Patients and methods: We, therefore, studied the prevalence of SAS in a large, unselected group of patients with ESRD. During a 6-month period 77 out of 84 unselected patients with ESRD filled out the sleep apnea questionnaire of the University of Marburg and the Epworth Sleepiness Scale. In 55 of these patients, snoring sounds, heart rate, body position and transcapillary arterial oxygen saturation were recorded with an ambulatory device during the night after hemodialysis.
Results: In the questionnaires, 70.3% of the patients reported of an excessive day-time sleepiness, 40.5% of unwillingly falling asleep during the daytime and 35.2% rated their ability to concentrate as decreased. 30.9% (40% male/15% female) of the patients showed evidence of sleep-disordered breathing with an apnea-hypopnea-index (AHI) equal or more than 5/hour. 16.4% (20% male/10% female) of the patients met the diagnostic criteria of SAS. Neither dialysis and biochemical data nor anamnestic parameters measured by the questionnaires correlated significantly with sleep-disordered breathing.

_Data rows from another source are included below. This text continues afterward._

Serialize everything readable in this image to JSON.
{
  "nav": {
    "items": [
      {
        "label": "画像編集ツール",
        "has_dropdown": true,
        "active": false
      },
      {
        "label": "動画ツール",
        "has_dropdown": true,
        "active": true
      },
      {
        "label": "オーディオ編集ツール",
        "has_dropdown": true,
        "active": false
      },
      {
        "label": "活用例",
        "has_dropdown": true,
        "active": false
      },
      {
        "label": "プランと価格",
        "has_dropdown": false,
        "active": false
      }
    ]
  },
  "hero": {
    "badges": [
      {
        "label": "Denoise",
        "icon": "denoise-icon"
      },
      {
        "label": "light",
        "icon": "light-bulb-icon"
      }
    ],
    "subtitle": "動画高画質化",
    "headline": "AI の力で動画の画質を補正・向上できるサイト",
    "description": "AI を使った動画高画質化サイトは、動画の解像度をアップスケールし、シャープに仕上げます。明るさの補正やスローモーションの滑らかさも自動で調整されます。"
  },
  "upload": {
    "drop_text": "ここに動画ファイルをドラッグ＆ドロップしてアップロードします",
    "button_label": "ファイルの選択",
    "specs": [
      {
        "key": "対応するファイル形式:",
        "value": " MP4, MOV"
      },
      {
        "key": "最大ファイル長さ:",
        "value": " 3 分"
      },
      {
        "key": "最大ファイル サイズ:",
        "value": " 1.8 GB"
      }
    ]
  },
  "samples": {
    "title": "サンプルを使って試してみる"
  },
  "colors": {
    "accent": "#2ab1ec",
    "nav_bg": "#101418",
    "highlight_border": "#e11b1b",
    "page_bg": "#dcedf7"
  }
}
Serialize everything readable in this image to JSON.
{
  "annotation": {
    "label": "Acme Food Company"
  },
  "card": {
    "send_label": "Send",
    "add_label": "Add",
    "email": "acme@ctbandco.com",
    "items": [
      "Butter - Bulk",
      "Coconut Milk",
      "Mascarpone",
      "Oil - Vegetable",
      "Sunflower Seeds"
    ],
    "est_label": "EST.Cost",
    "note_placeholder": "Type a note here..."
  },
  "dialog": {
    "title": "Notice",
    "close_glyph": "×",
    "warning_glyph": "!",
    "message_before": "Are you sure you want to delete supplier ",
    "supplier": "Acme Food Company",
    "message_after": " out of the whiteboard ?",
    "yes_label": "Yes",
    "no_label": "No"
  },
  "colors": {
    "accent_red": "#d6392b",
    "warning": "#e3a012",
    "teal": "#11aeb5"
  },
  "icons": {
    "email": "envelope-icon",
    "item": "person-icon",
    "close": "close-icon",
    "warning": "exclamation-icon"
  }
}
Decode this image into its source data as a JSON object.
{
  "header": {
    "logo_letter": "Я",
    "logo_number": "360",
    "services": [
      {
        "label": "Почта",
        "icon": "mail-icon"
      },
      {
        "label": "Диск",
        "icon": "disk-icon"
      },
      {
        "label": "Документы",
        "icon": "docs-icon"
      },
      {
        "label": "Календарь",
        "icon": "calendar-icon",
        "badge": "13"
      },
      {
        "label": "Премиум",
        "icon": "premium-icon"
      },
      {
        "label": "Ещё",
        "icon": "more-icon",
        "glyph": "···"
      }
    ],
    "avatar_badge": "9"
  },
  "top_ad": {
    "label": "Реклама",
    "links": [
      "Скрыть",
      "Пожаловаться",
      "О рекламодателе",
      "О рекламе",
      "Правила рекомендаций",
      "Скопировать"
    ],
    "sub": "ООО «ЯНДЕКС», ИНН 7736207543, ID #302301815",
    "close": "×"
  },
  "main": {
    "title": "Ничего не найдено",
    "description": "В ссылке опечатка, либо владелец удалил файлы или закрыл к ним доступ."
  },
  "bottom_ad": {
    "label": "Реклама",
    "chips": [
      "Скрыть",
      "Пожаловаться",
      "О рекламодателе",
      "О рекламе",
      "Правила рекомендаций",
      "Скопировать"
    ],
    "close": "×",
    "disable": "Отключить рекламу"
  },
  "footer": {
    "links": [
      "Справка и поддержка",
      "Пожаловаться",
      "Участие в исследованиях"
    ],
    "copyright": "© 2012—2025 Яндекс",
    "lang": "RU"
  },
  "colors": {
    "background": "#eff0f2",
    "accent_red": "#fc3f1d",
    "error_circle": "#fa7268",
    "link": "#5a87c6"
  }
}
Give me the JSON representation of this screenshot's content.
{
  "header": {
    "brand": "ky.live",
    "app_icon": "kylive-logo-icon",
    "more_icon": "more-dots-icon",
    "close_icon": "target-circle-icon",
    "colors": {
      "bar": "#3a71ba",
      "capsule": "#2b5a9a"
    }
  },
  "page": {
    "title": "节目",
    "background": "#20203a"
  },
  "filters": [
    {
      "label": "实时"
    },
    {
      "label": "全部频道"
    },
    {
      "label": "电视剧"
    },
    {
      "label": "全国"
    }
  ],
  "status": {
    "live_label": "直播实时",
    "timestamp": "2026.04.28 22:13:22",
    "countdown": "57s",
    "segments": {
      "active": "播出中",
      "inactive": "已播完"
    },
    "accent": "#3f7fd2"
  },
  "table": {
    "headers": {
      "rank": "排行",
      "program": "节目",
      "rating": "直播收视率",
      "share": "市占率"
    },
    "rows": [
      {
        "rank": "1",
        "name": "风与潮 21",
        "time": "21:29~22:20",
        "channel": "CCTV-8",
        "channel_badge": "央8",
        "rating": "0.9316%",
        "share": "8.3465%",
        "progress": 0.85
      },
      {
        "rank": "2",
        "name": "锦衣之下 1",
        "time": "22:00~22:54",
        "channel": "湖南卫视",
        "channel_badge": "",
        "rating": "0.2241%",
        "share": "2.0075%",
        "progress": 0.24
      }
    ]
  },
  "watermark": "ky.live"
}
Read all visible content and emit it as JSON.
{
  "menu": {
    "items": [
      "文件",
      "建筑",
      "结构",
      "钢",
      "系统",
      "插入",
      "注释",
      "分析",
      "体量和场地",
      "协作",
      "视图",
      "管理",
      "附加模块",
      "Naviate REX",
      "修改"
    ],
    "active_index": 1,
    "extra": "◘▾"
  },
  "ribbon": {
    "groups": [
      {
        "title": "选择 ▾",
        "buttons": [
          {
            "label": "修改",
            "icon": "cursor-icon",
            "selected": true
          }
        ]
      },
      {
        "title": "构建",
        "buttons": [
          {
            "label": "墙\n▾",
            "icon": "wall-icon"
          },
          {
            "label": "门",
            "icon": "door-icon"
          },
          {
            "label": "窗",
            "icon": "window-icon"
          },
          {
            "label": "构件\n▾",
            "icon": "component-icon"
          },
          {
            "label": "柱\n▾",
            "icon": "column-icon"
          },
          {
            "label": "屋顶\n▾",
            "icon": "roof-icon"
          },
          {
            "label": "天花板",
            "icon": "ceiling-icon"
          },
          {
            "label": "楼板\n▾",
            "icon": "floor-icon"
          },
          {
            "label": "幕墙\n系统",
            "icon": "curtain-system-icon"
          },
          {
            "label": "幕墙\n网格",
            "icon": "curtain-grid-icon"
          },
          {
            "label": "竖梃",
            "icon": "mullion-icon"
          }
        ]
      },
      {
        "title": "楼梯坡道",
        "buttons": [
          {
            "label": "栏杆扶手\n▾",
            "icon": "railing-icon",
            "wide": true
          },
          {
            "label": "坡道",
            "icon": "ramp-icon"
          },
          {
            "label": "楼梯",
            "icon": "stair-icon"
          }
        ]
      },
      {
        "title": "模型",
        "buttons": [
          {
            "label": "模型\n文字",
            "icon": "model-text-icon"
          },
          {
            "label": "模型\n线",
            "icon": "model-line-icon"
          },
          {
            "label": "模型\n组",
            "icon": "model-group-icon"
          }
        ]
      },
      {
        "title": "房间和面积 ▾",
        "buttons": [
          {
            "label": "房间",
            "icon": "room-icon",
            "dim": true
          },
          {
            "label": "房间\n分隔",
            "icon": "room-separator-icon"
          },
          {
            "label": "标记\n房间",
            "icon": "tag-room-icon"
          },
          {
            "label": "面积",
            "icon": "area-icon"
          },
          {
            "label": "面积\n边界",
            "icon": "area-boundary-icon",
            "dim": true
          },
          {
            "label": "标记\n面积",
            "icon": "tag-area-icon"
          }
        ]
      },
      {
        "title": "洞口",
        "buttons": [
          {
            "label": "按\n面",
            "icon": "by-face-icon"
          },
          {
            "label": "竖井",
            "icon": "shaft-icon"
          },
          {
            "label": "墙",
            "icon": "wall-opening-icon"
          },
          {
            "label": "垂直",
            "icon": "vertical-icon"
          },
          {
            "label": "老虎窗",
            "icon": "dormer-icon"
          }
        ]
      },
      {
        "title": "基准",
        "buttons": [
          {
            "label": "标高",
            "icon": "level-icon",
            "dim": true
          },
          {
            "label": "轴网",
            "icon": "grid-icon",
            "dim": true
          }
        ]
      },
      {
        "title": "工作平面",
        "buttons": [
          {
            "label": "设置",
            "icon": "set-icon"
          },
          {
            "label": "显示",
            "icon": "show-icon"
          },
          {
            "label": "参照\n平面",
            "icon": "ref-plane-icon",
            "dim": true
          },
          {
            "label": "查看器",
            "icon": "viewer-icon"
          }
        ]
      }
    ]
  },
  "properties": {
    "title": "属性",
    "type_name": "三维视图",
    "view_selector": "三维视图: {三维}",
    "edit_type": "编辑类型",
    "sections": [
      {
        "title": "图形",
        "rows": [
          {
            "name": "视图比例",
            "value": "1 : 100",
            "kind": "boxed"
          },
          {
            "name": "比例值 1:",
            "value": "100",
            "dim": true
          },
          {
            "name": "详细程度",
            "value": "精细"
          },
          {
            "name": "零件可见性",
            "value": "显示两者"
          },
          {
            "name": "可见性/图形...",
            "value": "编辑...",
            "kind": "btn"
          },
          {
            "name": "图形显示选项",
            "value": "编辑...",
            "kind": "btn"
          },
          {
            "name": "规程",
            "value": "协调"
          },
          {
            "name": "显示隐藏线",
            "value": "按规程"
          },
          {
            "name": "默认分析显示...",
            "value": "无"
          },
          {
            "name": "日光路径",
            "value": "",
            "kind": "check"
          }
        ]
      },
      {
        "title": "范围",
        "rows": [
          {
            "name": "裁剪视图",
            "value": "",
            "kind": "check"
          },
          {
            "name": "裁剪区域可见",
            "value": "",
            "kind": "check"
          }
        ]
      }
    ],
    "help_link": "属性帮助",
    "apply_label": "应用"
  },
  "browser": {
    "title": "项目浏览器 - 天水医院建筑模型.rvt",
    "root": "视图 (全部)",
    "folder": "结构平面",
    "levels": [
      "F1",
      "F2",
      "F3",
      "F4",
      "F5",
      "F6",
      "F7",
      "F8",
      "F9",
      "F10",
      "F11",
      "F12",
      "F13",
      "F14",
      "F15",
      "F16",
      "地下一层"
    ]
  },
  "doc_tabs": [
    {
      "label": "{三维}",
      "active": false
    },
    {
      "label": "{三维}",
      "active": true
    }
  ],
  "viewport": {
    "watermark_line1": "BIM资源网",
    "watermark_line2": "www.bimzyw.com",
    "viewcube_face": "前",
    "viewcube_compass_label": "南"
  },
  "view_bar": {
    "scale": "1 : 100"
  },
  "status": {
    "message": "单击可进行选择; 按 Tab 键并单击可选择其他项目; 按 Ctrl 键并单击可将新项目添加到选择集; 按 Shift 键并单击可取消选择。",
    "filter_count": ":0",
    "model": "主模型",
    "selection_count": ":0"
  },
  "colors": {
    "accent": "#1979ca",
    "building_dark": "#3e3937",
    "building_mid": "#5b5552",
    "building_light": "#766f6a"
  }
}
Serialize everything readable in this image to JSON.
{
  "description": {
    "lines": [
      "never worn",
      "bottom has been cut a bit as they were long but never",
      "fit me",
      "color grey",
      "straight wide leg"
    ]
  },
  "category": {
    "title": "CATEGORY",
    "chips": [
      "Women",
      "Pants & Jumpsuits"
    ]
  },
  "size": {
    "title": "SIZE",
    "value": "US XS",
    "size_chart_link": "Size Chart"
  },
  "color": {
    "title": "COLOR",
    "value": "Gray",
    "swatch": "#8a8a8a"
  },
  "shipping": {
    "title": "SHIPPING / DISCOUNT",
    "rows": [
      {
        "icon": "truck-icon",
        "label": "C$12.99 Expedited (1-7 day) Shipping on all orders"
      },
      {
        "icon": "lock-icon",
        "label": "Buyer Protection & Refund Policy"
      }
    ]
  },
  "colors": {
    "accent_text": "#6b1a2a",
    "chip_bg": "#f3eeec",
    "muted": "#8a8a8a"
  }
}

Conclusion: The prevalence of SAS in this large unselected patient group was not as high as previously reported, but it is still considerably higher than in the general population. Objective recordings are essential, as questionnaires overestimate the prevalence of SAS in patients with ESRD. As SAS promotes hypertension and impairs quality of life, ESRD patients might benefit from a treatment of concomitant SAS.